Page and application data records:
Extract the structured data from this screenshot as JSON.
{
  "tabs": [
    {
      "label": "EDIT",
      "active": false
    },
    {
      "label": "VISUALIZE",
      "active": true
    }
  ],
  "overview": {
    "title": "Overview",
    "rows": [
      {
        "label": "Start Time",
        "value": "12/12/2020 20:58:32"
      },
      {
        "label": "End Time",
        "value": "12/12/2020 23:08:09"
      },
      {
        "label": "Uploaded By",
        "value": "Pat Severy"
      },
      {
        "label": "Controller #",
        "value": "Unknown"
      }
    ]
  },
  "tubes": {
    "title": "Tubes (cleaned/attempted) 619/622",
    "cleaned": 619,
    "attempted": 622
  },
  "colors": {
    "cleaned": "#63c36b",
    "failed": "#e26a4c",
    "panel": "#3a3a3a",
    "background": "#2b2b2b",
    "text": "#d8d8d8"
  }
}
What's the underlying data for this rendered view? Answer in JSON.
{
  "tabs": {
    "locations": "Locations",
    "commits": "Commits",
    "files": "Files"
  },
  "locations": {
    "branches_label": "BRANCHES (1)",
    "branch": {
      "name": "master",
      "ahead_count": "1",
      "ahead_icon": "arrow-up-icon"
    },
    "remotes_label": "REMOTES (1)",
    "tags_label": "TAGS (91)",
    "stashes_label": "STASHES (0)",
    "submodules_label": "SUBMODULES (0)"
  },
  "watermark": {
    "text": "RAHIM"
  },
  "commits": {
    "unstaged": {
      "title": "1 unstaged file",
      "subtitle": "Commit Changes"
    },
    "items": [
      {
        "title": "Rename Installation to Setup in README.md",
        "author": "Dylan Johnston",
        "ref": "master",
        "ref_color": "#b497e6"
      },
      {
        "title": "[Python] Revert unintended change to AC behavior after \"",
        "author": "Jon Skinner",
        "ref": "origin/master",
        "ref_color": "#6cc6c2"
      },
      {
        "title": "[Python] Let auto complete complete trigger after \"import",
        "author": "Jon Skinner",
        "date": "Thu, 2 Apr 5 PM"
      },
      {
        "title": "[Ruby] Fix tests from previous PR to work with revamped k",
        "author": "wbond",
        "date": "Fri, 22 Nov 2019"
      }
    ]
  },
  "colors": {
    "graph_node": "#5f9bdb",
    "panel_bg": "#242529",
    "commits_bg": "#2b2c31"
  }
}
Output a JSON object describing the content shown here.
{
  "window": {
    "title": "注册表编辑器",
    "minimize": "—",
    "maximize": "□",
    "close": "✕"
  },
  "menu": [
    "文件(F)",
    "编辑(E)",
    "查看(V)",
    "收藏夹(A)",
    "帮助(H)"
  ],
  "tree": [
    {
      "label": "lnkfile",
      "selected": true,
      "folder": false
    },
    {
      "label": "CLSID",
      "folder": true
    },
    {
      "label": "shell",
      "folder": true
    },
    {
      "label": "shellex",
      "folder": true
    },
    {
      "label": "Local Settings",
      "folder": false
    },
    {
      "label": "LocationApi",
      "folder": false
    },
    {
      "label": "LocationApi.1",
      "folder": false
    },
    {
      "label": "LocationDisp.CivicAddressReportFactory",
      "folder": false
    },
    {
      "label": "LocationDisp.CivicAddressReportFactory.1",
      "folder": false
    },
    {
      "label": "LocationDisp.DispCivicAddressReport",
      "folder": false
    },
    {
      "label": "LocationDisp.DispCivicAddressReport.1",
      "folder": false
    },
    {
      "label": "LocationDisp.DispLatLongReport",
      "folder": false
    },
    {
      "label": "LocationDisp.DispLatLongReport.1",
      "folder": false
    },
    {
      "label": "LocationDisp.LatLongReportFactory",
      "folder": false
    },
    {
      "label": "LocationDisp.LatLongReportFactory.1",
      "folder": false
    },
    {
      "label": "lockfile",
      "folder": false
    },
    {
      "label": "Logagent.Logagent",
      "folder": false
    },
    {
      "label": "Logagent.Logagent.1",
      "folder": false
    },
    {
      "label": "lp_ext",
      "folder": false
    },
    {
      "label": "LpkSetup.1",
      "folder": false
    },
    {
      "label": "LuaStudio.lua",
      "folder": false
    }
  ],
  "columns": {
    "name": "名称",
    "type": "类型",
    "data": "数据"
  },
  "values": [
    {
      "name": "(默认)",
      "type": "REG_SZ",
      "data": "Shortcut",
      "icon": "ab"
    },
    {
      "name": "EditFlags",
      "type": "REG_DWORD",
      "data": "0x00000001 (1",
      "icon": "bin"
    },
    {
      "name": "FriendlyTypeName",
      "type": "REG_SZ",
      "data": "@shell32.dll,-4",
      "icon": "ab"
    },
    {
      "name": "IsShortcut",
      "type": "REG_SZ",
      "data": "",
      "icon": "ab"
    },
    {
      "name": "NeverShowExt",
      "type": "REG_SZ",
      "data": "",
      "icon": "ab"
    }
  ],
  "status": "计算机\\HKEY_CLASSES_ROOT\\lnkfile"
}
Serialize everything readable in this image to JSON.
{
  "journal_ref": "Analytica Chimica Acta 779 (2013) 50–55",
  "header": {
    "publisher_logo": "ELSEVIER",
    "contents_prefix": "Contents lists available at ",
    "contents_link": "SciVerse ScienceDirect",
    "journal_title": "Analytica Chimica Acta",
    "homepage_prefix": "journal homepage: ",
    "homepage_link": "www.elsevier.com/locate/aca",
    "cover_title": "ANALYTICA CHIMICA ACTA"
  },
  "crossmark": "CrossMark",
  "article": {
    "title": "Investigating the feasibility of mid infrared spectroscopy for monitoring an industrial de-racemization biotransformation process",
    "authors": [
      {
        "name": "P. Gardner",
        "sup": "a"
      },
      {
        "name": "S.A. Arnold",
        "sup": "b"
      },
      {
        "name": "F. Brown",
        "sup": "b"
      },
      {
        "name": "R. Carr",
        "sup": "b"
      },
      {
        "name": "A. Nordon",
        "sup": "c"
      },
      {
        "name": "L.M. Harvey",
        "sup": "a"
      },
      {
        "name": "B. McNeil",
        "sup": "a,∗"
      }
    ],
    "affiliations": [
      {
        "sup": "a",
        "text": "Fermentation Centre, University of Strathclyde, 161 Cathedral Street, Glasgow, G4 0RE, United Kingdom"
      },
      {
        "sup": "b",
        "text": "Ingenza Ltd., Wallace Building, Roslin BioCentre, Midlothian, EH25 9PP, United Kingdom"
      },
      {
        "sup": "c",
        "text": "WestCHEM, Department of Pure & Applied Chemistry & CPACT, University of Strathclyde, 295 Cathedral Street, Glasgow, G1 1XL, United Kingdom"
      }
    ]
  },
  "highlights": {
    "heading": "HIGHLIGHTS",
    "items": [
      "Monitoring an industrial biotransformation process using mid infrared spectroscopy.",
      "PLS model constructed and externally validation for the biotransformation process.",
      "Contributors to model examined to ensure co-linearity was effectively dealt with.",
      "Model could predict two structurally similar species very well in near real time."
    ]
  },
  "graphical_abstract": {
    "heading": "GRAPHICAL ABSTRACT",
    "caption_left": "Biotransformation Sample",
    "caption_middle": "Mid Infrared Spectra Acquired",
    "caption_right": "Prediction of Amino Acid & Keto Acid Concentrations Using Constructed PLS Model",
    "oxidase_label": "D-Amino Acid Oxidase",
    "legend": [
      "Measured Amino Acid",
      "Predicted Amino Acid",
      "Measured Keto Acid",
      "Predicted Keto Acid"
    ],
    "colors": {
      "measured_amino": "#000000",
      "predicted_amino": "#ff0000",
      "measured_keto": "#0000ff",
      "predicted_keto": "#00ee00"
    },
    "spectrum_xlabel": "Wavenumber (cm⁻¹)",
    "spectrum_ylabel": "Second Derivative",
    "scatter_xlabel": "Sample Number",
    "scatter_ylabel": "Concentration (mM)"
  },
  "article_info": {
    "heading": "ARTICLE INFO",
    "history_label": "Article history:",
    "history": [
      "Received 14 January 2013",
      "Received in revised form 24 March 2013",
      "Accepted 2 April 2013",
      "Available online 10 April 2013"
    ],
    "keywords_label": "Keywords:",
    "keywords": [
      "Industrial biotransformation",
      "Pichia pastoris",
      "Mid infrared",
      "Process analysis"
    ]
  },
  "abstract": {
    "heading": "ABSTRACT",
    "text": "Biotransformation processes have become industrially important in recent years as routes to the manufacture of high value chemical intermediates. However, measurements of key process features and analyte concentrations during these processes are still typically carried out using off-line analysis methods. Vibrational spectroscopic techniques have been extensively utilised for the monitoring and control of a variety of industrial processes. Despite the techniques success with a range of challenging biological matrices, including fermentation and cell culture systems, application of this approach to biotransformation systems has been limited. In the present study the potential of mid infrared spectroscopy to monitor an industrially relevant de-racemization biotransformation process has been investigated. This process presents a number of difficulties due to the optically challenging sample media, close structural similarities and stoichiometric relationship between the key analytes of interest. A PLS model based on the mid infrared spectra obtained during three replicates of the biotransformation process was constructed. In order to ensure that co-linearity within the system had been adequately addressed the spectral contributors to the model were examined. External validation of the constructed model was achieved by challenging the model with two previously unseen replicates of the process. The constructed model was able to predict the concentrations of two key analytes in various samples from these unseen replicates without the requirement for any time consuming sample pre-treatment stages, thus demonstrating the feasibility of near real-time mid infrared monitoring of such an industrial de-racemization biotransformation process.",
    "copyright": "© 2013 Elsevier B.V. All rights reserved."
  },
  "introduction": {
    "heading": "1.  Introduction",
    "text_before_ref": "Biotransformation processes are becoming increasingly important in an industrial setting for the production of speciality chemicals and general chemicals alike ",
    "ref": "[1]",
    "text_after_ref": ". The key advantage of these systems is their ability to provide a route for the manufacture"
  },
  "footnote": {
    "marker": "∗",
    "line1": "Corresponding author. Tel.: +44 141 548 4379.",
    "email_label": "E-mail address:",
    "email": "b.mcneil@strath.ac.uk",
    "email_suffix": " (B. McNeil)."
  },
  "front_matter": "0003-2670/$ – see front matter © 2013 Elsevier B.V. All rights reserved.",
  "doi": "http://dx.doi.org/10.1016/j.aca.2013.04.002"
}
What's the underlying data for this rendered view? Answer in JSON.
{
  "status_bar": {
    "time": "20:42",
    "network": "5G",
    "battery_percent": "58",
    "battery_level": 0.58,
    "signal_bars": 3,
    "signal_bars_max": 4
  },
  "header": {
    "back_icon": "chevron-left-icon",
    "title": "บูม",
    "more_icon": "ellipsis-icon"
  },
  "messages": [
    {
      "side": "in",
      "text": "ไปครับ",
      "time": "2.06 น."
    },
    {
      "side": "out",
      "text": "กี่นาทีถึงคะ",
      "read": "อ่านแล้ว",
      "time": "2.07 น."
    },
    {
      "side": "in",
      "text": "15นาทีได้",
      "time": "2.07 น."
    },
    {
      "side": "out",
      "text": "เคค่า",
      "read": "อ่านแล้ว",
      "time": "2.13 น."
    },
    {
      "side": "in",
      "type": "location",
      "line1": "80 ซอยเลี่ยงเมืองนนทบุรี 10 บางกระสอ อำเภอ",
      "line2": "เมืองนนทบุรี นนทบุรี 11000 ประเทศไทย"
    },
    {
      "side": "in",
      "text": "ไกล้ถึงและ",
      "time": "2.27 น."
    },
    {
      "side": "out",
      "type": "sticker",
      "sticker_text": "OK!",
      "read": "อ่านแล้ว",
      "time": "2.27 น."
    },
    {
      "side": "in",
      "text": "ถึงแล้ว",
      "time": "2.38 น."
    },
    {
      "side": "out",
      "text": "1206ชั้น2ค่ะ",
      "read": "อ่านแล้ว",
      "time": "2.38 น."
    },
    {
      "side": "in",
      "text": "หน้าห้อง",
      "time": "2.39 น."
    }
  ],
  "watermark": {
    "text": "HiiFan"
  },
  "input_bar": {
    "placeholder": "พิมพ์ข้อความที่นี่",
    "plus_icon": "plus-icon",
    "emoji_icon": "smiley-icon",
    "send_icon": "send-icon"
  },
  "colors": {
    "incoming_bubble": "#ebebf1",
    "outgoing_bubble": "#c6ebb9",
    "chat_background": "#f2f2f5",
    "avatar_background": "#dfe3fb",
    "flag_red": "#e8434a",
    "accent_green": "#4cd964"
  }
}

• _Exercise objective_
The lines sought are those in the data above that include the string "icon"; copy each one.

• _Exercise result_
      "ahead_icon": "arrow-up-icon"
      "icon": "ab"
      "icon": "bin"
      "icon": "ab"
      "icon": "ab"
      "icon": "ab"
    "back_icon": "chevron-left-icon",
    "more_icon": "ellipsis-icon"
    "plus_icon": "plus-icon",
    "emoji_icon": "smiley-icon",
    "send_icon": "send-icon"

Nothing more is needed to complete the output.